─── Entries provided ───

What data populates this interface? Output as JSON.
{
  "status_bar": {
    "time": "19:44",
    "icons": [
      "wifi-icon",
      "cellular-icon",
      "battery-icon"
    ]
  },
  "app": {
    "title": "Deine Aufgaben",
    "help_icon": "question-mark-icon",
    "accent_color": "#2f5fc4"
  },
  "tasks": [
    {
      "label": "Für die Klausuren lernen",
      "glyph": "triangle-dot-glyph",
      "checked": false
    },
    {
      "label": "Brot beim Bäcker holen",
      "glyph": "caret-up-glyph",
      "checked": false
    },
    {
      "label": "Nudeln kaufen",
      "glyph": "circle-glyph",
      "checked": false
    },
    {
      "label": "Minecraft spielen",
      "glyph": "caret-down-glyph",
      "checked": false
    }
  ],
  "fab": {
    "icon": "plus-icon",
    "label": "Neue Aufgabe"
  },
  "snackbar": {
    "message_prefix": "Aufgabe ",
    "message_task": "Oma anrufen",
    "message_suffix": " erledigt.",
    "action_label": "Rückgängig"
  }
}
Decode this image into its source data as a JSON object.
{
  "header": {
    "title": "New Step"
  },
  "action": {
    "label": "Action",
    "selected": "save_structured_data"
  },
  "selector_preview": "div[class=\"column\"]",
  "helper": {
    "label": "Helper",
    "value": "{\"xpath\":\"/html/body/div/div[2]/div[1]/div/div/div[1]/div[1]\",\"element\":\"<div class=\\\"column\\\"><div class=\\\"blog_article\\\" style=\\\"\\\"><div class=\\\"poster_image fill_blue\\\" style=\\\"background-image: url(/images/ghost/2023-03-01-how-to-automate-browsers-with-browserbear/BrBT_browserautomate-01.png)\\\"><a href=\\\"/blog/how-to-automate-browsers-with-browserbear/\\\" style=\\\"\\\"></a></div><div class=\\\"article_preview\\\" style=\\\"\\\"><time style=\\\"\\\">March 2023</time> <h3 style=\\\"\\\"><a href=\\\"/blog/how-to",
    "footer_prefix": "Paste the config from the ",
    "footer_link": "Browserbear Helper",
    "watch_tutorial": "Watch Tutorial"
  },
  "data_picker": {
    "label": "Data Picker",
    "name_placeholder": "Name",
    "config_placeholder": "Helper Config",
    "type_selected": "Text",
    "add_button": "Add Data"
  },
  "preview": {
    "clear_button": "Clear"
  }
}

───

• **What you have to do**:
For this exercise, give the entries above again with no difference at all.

• **Reply**:
What data populates this interface? Output as JSON.
{
  "status_bar": {
    "time": "19:44",
    "icons": [
      "wifi-icon",
      "cellular-icon",
      "battery-icon"
    ]
  },
  "app": {
    "title": "Deine Aufgaben",
    "help_icon": "question-mark-icon",
    "accent_color": "#2f5fc4"
  },
  "tasks": [
    {
      "label": "Für die Klausuren lernen",
      "glyph": "triangle-dot-glyph",
      "checked": false
    },
    {
      "label": "Brot beim Bäcker holen",
      "glyph": "caret-up-glyph",
      "checked": false
    },
    {
      "label": "Nudeln kaufen",
      "glyph": "circle-glyph",
      "checked": false
    },
    {
      "label": "Minecraft spielen",
      "glyph": "caret-down-glyph",
      "checked": false
    }
  ],
  "fab": {
    "icon": "plus-icon",
    "label": "Neue Aufgabe"
  },
  "snackbar": {
    "message_prefix": "Aufgabe ",
    "message_task": "Oma anrufen",
    "message_suffix": " erledigt.",
    "action_label": "Rückgängig"
  }
}
Decode this image into its source data as a JSON object.
{
  "header": {
    "title": "New Step"
  },
  "action": {
    "label": "Action",
    "selected": "save_structured_data"
  },
  "selector_preview": "div[class=\"column\"]",
  "helper": {
    "label": "Helper",
    "value": "{\"xpath\":\"/html/body/div/div[2]/div[1]/div/div/div[1]/div[1]\",\"element\":\"<div class=\\\"column\\\"><div class=\\\"blog_article\\\" style=\\\"\\\"><div class=\\\"poster_image fill_blue\\\" style=\\\"background-image: url(/images/ghost/2023-03-01-how-to-automate-browsers-with-browserbear/BrBT_browserautomate-01.png)\\\"><a href=\\\"/blog/how-to-automate-browsers-with-browserbear/\\\" style=\\\"\\\"></a></div><div class=\\\"article_preview\\\" style=\\\"\\\"><time style=\\\"\\\">March 2023</time> <h3 style=\\\"\\\"><a href=\\\"/blog/how-to",
    "footer_prefix": "Paste the config from the ",
    "footer_link": "Browserbear Helper",
    "watch_tutorial": "Watch Tutorial"
  },
  "data_picker": {
    "label": "Data Picker",
    "name_placeholder": "Name",
    "config_placeholder": "Helper Config",
    "type_selected": "Text",
    "add_button": "Add Data"
  },
  "preview": {
    "clear_button": "Clear"
  }
}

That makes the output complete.